- TASK DIRECTIONS: Check the material that follows for the word "name" and say how many lines contain it, with no other words.

<<<<

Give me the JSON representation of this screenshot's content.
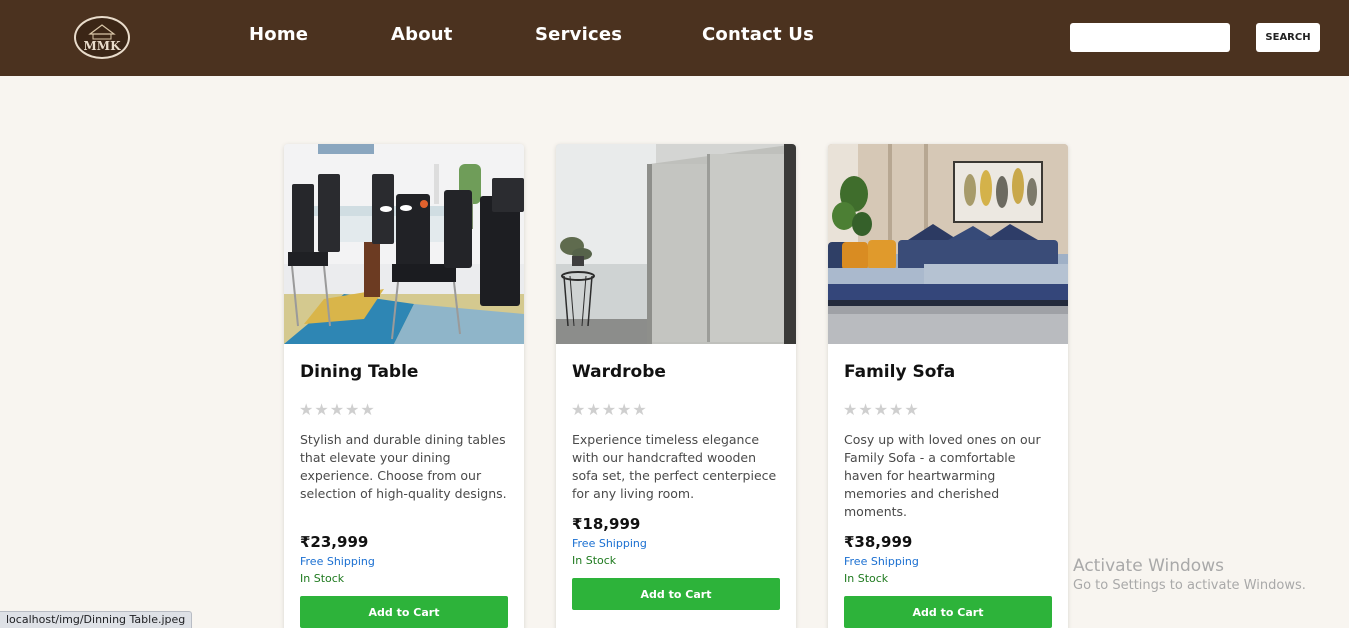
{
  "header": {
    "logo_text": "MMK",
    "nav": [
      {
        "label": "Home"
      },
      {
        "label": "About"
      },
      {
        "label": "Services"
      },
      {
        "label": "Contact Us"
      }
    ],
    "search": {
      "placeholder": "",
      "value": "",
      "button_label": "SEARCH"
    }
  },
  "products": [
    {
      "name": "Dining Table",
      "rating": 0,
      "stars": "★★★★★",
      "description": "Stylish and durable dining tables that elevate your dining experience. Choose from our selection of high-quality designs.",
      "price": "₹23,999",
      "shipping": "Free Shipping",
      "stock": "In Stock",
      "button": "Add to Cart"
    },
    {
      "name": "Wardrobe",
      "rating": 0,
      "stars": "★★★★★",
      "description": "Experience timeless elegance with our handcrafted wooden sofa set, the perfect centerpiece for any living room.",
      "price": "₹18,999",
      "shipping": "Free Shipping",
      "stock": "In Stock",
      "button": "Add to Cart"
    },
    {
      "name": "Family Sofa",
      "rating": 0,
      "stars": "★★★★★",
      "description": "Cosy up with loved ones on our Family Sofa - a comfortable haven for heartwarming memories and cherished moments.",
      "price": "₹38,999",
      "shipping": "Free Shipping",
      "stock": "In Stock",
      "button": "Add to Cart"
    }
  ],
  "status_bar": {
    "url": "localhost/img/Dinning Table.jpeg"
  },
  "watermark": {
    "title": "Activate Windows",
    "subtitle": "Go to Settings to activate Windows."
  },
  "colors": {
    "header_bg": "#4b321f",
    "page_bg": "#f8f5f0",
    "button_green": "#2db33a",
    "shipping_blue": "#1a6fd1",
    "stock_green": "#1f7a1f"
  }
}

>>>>
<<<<

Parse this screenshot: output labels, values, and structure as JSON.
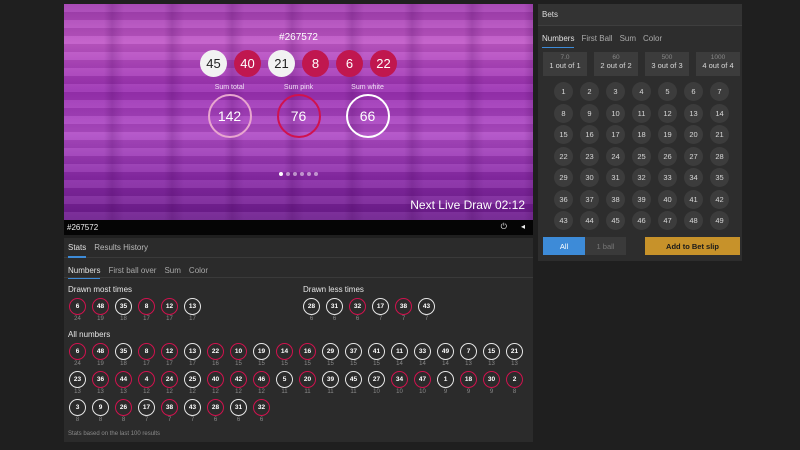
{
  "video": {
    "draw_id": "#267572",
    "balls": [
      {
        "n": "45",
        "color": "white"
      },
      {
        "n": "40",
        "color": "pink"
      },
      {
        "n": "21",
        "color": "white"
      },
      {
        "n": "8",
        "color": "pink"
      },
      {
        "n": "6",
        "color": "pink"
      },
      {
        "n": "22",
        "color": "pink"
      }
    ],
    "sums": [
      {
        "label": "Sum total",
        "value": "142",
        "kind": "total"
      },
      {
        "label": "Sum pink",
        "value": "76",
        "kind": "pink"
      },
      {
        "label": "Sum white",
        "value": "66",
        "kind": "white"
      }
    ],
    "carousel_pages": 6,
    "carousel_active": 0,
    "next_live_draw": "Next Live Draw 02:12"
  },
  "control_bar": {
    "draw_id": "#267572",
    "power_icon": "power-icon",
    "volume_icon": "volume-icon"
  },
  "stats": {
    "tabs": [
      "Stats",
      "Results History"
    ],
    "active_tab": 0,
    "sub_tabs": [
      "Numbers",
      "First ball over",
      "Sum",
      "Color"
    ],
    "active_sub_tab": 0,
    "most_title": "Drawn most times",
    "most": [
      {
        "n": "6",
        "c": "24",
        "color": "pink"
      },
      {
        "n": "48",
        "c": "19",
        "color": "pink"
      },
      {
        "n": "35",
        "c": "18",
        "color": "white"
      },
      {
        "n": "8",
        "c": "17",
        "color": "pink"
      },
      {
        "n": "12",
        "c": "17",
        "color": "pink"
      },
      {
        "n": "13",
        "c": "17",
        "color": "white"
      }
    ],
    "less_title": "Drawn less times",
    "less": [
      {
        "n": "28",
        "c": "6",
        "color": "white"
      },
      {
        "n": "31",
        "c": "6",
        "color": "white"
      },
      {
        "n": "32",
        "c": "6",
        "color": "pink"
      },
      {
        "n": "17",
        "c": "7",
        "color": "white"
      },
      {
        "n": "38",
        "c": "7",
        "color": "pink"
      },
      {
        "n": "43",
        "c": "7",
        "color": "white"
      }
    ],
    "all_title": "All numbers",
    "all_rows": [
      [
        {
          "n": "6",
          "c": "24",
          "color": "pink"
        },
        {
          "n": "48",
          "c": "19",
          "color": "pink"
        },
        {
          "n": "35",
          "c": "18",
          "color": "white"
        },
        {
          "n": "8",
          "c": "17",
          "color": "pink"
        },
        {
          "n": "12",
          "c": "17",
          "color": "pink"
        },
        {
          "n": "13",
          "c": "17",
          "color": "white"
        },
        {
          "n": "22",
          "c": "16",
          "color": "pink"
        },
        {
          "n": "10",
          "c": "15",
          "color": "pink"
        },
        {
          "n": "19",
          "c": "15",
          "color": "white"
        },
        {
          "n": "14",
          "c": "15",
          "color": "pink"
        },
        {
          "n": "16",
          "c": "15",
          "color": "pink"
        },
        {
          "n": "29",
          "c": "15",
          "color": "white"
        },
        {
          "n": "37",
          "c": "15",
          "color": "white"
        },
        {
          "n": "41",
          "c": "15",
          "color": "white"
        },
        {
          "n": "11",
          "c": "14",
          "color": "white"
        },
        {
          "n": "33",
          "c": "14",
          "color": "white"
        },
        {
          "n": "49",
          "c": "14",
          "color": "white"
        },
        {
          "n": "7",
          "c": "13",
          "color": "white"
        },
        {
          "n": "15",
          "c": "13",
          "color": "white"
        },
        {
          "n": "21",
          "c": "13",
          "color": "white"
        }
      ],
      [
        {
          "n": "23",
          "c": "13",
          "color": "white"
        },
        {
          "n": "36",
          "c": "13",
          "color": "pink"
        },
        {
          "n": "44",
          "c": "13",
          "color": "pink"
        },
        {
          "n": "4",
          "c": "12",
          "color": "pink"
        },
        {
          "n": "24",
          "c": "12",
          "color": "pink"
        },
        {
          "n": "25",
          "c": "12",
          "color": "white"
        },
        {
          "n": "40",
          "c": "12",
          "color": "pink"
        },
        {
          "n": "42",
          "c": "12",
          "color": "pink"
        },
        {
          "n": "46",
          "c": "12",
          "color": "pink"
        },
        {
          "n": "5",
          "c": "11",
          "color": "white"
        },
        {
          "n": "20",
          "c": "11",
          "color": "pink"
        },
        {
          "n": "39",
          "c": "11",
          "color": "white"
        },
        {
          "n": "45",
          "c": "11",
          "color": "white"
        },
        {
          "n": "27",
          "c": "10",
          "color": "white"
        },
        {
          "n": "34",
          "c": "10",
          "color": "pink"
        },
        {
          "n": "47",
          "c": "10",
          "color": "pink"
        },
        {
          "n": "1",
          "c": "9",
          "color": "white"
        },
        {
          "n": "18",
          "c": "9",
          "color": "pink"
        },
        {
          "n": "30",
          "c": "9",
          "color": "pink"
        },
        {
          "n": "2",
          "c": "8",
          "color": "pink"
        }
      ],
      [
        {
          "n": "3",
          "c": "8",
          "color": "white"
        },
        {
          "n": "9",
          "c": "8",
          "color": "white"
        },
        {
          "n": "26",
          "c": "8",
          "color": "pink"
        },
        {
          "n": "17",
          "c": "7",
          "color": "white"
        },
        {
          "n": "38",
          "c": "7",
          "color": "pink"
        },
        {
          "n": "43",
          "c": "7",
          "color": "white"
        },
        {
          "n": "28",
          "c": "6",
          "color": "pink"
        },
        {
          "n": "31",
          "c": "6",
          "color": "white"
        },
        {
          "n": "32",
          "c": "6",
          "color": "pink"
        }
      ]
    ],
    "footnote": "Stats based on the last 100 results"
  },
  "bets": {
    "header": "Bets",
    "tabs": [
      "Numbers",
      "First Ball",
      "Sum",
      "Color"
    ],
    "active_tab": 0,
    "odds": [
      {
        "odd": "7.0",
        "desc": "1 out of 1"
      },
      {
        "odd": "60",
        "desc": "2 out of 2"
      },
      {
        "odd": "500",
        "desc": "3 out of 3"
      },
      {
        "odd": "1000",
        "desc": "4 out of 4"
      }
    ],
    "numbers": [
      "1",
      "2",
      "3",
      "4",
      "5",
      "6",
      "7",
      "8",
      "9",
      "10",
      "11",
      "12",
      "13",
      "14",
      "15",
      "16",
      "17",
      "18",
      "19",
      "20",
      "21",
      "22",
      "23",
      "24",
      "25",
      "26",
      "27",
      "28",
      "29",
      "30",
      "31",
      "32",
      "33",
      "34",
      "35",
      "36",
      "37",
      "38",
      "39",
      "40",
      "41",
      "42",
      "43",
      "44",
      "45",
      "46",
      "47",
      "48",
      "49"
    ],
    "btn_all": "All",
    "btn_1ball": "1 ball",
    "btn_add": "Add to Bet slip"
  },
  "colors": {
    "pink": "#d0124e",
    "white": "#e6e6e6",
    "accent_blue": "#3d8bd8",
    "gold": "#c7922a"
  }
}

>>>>

- ANSWER SECTION: 3